A simple guide to dental implants
Dental implants are placed into the jaw and gums to give support for false teeth. Implants are used to replace teeth which were developmentally missing or have been lost through disease or injury.
- A dental implant consists of a small titanium (or titanium alloy) screw which is placed in the jawbone and used to act as a firm foundation to support a tooth replacement such as a crown or a bridge.
- Dental implants bond to the jawbone using similar biological mechanisms as healing of fractures, which we call osseointegration.
- Implant treatment is a safe procedure that in many cases requires several stages of treatment carried out over a few months. In some cases, a provisional replacement tooth or teeth can be provided relatively quickly after starting the process.
- Good aftercare is essential for your implant or implants to provide you with a lifetime of service.
What is a dental implant?
A dental implant is an artificial replacement for tooth roots that that is used to support false teeth.
Implants look like screws or cylinders, and they are manufactured from titanium or other materials that can be safely inserted in the human body.
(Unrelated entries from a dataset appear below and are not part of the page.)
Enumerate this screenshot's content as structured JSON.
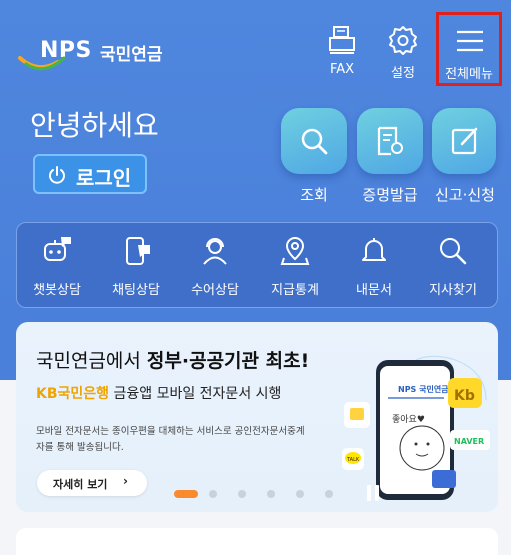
{
  "header": {
    "logo_text": "NPS",
    "logo_kr": "국민연금",
    "buttons": [
      {
        "label": "FAX",
        "icon": "fax-icon"
      },
      {
        "label": "설정",
        "icon": "gear-icon"
      },
      {
        "label": "전체메뉴",
        "icon": "hamburger-menu-icon"
      }
    ]
  },
  "greeting": "안녕하세요",
  "login_label": "로그인",
  "quick_actions": [
    {
      "label": "조회",
      "icon": "search-icon"
    },
    {
      "label": "증명발급",
      "icon": "certificate-icon"
    },
    {
      "label": "신고·신청",
      "icon": "edit-icon"
    }
  ],
  "services": [
    {
      "label": "챗봇상담",
      "icon": "chatbot-icon"
    },
    {
      "label": "채팅상담",
      "icon": "chat-phone-icon"
    },
    {
      "label": "수어상담",
      "icon": "headset-agent-icon"
    },
    {
      "label": "지급통계",
      "icon": "map-pin-icon"
    },
    {
      "label": "내문서",
      "icon": "bell-icon"
    },
    {
      "label": "지사찾기",
      "icon": "magnifier-icon"
    }
  ],
  "banner": {
    "title_plain": "국민연금에서 ",
    "title_bold": "정부·공공기관 최초!",
    "sub_kb": "KB국민은행",
    "sub_rest": " 금융앱 모바일 전자문서 시행",
    "desc": "모바일 전자문서는 종이우편을 대체하는 서비스로 공인전자문서중계자를 통해 발송됩니다.",
    "more_label": "자세히 보기",
    "phone_brand": "NPS 국민연금",
    "phone_text": "좋아요♥",
    "naver_label": "NAVER",
    "talk_label": "TALK",
    "slide_count": 6,
    "active_slide": 1
  },
  "colors": {
    "primary_bg": "#4a80d9",
    "menu_highlight": "#e0201c",
    "accent_orange": "#f98b2e",
    "kb_yellow": "#f0a400"
  }
}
They can be placed in the upper or lower jaws, where they attach to the bone and gum tissue and serve as a stable base for attachment of replacement teeth.
Dental implants are in most cases the gold standard of treatment for replacement of teeth which were developmentally missing or have been lost through disease or injury. A single implant can be used to support a single crown (prosthetic tooth), while a group of missing teeth can be replaced by a bridge which is supported by several implants.
If all the teeth in the jaw are missing, then about six implants can be used to support a complete set of replacement teeth, which may be fixed or semi-removable. Implants can also be used to make loose complete dentures more secure – in the lower jaw, just two dental implants can make a complete denture feel secure and comfortable and eliminate the use of adhesive.
Besides making it easier to chew food normally, a dental implant prosthesis can also restore fullness to a face that may appear otherwise sunken due to missing teeth. Unlike dentures, implant-supported prostheses don’t need adhesive.
How does the implant process work?
Dental implants can be used to replace a single tooth, several teeth, or even a complete set of teeth. The dentist will discuss with you the type and placement of the implant needed and create a treatment plan tailored to your specific condition.
The process of dental implant treatment has five main stages:
Before implant treatment, it is important that the rest of the mouth is healthy and any other existing dental problems should be correctly identified and treated. The planning begins with deciding where the replacement teeth will be placed in the mouth and how they will look. In the case of single missing teeth this can be quite obvious while when several teeth are missing, this can be helped by using mock-ups in the patient’s mouth or done digitally using computer models.
The bone volume is assessed using X-rays, usually using 3D imaging and the position of the dental implants planned in relation to the position of the replacement teeth. At this post, the treatment plan is finalised and we can produce an accurate estimate of costs.
The next stage is the surgical phase in which the implants are placed in the jawbone. In some cases, this can be helped using 3D printed guides. We use the Straumann implant system, a Swiss product with decades of research and quality assurance second to none.
Dental implant surgery is safe and painless, most patients will need to use painkillers for a couple of days after surgery and can carry on with most of their daily activities. If the bone or gum tissue is insufficient, in many cases this can be rebuilt at the same time as the implant surgery.
The established protocols in implant dentistry suggest that about three months of healing is needed from the time of implant placement to the time when work is done to produce the prosthetic tooth or teeth. However, in some cases we may offer “immediate” production of a temporary tooth or bridge enabling the patient to enjoy the benefit of their implants much sooner.
Production of prosthesis
In this stage moulds or 3D digital scans are made of the implant position in the mouth and are used to fabricate the artificial tooth/teeth which is/are fitted at the final appointment. We pride ourselves on using only original Straumann components and authorised production centres.
Follow-up and maintenance
Your implants will need to be cleaned daily and we will show you how best to do this. We will check your implant/s a few weeks after completion to ensure everything is working well, and then advise you on when you need to attend for professional cleaning and followup X-rays of the implants in the jawbone.
How long will an implant last?
With proper care, you can expect your dental implant to last for many years. Like your natural teeth, implants can also develop a coating of bacteria that leads to gum infection, bleeding and discomfort. This can be easily prevented with careful at-home care and regular appointments with a dental hygienist.
Cleaning implants isn’t any harder than cleaning natural teeth. Your dentist will show you how to clean difficult to reach areas and schedule follow-up visits to check on the health of your implant and surrounding structures.
Click on the links below to read more about periodontal disease and treatment.
- Dental implants (American Academy of Periodontology)
- What are dental implants? (Oral Health Foundation)
- Dental implants – An option for replacing missing teeth (PDF file; American Dental Association)
- Straumann Group